* ASSIGNMENT *
Show the lines below where "Shift" occurs.
-- Opening Marker --
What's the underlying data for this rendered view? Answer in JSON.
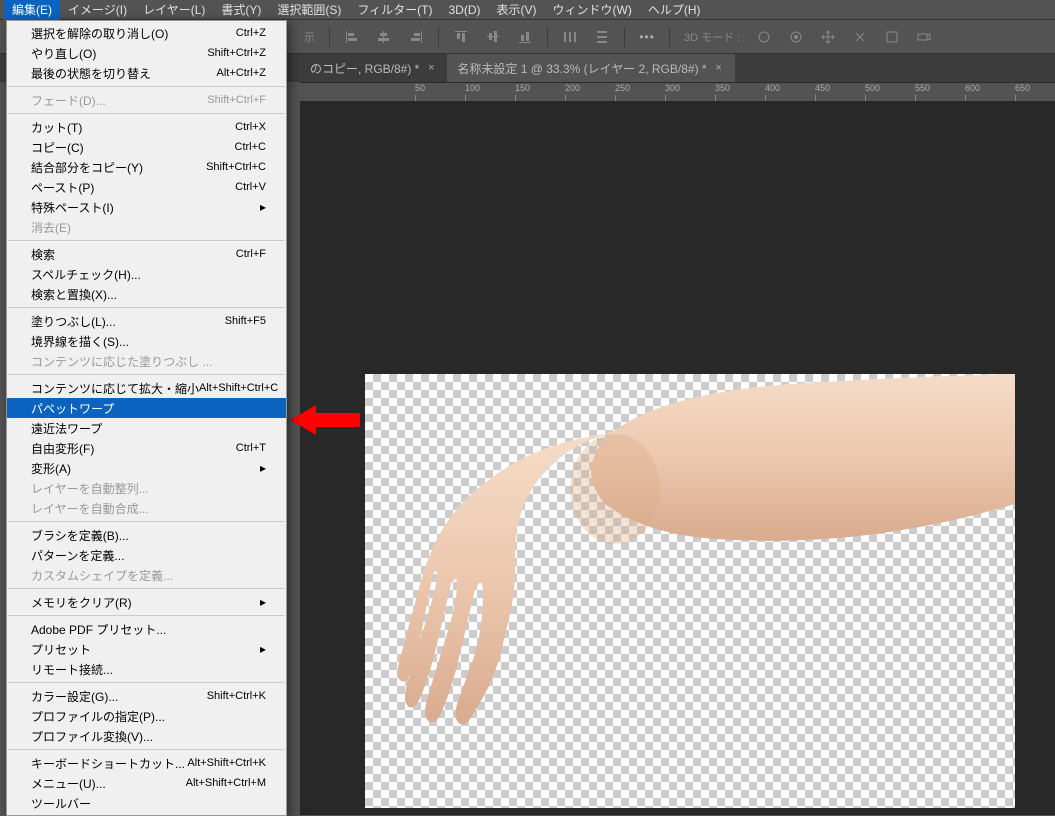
{
  "menubar": {
    "items": [
      "編集(E)",
      "イメージ(I)",
      "レイヤー(L)",
      "書式(Y)",
      "選択範囲(S)",
      "フィルター(T)",
      "3D(D)",
      "表示(V)",
      "ウィンドウ(W)",
      "ヘルプ(H)"
    ]
  },
  "toolbar": {
    "mode3d": "3D モード :"
  },
  "tabs": {
    "t0_suffix": "のコピー, RGB/8#) *",
    "t1": "名称未設定 1 @ 33.3% (レイヤー 2, RGB/8#) *"
  },
  "ruler_label_behind": "示",
  "ruler": [
    "50",
    "100",
    "150",
    "200",
    "250",
    "300",
    "350",
    "400",
    "450",
    "500",
    "550",
    "600",
    "650"
  ],
  "dropdown": [
    {
      "label": "選択を解除の取り消し(O)",
      "sc": "Ctrl+Z"
    },
    {
      "label": "やり直し(O)",
      "sc": "Shift+Ctrl+Z"
    },
    {
      "label": "最後の状態を切り替え",
      "sc": "Alt+Ctrl+Z"
    },
    {
      "sep": true
    },
    {
      "label": "フェード(D)...",
      "sc": "Shift+Ctrl+F",
      "dis": true
    },
    {
      "sep": true
    },
    {
      "label": "カット(T)",
      "sc": "Ctrl+X"
    },
    {
      "label": "コピー(C)",
      "sc": "Ctrl+C"
    },
    {
      "label": "結合部分をコピー(Y)",
      "sc": "Shift+Ctrl+C"
    },
    {
      "label": "ペースト(P)",
      "sc": "Ctrl+V"
    },
    {
      "label": "特殊ペースト(I)",
      "sub": true
    },
    {
      "label": "消去(E)",
      "dis": true
    },
    {
      "sep": true
    },
    {
      "label": "検索",
      "sc": "Ctrl+F"
    },
    {
      "label": "スペルチェック(H)..."
    },
    {
      "label": "検索と置換(X)..."
    },
    {
      "sep": true
    },
    {
      "label": "塗りつぶし(L)...",
      "sc": "Shift+F5"
    },
    {
      "label": "境界線を描く(S)..."
    },
    {
      "label": "コンテンツに応じた塗りつぶし ...",
      "dis": true
    },
    {
      "sep": true
    },
    {
      "label": "コンテンツに応じて拡大・縮小",
      "sc": "Alt+Shift+Ctrl+C"
    },
    {
      "label": "パペットワープ",
      "hl": true
    },
    {
      "label": "遠近法ワープ"
    },
    {
      "label": "自由変形(F)",
      "sc": "Ctrl+T"
    },
    {
      "label": "変形(A)",
      "sub": true
    },
    {
      "label": "レイヤーを自動整列...",
      "dis": true
    },
    {
      "label": "レイヤーを自動合成...",
      "dis": true
    },
    {
      "sep": true
    },
    {
      "label": "ブラシを定義(B)..."
    },
    {
      "label": "パターンを定義..."
    },
    {
      "label": "カスタムシェイプを定義...",
      "dis": true
    },
    {
      "sep": true
    },
    {
      "label": "メモリをクリア(R)",
      "sub": true
    },
    {
      "sep": true
    },
    {
      "label": "Adobe PDF プリセット..."
    },
    {
      "label": "プリセット",
      "sub": true
    },
    {
      "label": "リモート接続..."
    },
    {
      "sep": true
    },
    {
      "label": "カラー設定(G)...",
      "sc": "Shift+Ctrl+K"
    },
    {
      "label": "プロファイルの指定(P)..."
    },
    {
      "label": "プロファイル変換(V)..."
    },
    {
      "sep": true
    },
    {
      "label": "キーボードショートカット...",
      "sc": "Alt+Shift+Ctrl+K"
    },
    {
      "label": "メニュー(U)...",
      "sc": "Alt+Shift+Ctrl+M"
    },
    {
      "label": "ツールバー"
    }
  ]
}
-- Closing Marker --
* WRITTEN RESPONSE *
      "sc": "Shift+Ctrl+Z"
      "sc": "Shift+Ctrl+F",
      "sc": "Shift+Ctrl+C"
      "sc": "Shift+F5"
      "sc": "Alt+Shift+Ctrl+C"
      "sc": "Shift+Ctrl+K"
      "sc": "Alt+Shift+Ctrl+K"
      "sc": "Alt+Shift+Ctrl+M"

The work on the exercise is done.